DOD struggles with early warning

The Defense Department hasn't been including in its contracts provisions that alert officials early about problems, according to a memo.

Shay Assad, director of defense procurement, acquisition policy and strategic sourcing at DOD, wrote that auditors and regulators in DOD found contracting officers and program managers weren’t applying the earned value management (EVM) requirements, which measure progress and alert DOD to problems, to contracts, as regulations require.

The contracting officers and program managers failed to include EVM requirements in contracts, and, when they did, they inappropriately modified those requirements, Assad wrote. The officials didn’t follow policies and guidelines and also used contract incentives that countered the EVM objectives, he wrote in a memo issued Aug. 27.

DOD regulations require contracts worth $20 million or more to have mandatory EVM and data- reporting requirements.

“EVM is one of DOD’s and industry’s most useful program management tools, providing early warning of potential contract cost and schedule performance problems,” Assad wrote. “To be effective, EVM must be implemented in a disciplined manner.”

Program mangers are ultimately responsible for ensuring that statements of work and contract data list requirements have EVM provisions, he wrote.

At the same time, contracting officers can improve compliance by working closely with managers and EVM experts throughout the contracting process, he wrote. Contracting officers should consult with experts during source-selection process and collaborate in pre- and post-award conferences, he added.

Later in the acquisition process, the contracting officers need to carry out remedial actions if a contractor fails to comply with the requirements, he wrote.

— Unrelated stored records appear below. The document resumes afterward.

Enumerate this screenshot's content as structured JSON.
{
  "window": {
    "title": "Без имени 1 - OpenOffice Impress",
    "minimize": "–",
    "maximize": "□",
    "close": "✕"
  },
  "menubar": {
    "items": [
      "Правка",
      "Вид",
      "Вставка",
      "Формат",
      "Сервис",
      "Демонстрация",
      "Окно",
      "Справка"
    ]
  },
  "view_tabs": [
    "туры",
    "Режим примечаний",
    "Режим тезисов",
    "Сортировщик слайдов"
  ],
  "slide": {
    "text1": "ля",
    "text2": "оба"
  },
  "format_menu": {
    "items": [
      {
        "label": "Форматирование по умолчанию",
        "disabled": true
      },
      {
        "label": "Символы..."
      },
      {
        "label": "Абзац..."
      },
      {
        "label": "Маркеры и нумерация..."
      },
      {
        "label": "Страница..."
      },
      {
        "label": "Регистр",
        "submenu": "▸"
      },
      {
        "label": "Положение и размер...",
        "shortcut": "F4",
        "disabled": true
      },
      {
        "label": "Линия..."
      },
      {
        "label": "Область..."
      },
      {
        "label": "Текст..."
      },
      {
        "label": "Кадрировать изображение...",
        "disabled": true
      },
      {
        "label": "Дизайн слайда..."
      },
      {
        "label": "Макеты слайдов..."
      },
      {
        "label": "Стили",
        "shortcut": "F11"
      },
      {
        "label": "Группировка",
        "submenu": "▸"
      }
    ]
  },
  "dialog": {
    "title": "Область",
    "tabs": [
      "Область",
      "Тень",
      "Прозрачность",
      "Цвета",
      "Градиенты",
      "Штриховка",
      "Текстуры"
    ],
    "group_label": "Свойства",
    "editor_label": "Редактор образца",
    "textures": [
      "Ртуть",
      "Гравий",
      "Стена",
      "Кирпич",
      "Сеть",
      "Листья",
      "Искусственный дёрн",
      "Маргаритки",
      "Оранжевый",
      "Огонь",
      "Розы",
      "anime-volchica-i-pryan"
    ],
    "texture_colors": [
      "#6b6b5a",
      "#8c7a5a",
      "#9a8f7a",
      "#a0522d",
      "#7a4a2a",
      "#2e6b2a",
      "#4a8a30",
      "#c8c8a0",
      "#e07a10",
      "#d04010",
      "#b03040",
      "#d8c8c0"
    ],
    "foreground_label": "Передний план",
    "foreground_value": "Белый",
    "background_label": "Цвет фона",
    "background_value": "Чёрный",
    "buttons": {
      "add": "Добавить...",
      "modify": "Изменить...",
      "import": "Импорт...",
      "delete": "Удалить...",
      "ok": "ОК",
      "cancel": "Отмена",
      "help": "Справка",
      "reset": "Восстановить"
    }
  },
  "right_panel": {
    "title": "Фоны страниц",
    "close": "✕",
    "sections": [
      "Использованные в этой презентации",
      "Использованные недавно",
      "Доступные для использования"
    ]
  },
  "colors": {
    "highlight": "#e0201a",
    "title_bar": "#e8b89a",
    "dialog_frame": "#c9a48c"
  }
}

The officers and program managers “must ensure that the EVM requirements are appropriately identified and incorporated into solicitations and contracts, and that they are executed properly,” he wrote.

About the Author

Matthew Weigelt is a freelance journalist who writes about acquisition and procurement.

Featured

  • Defense
    Ryan D. McCarthy being sworn in as Army Secretary Oct. 10, 2019. (Photo credit: Sgt. Dana Clarke/U.S. Army)

    Army wants to spend nearly $1B on cloud, data by 2025

    Army Secretary Ryan McCarthy said lack of funding or a potential delay in the JEDI cloud bid "strikes to the heart of our concern."

  • Congress
    Rep. Jim Langevin (D-R.I.) at the Hack the Capitol conference Sept. 20, 2018

    Jim Langevin's view from the Hill

    As chairman of of the Intelligence and Emerging Threats and Capabilities subcommittee of the House Armed Services Committe and a member of the House Homeland Security Committee, Rhode Island Democrat Jim Langevin is one of the most influential voices on cybersecurity in Congress.

Stay Connected

FCW INSIDER

Sign up for our newsletter.

I agree to this site's Privacy Policy.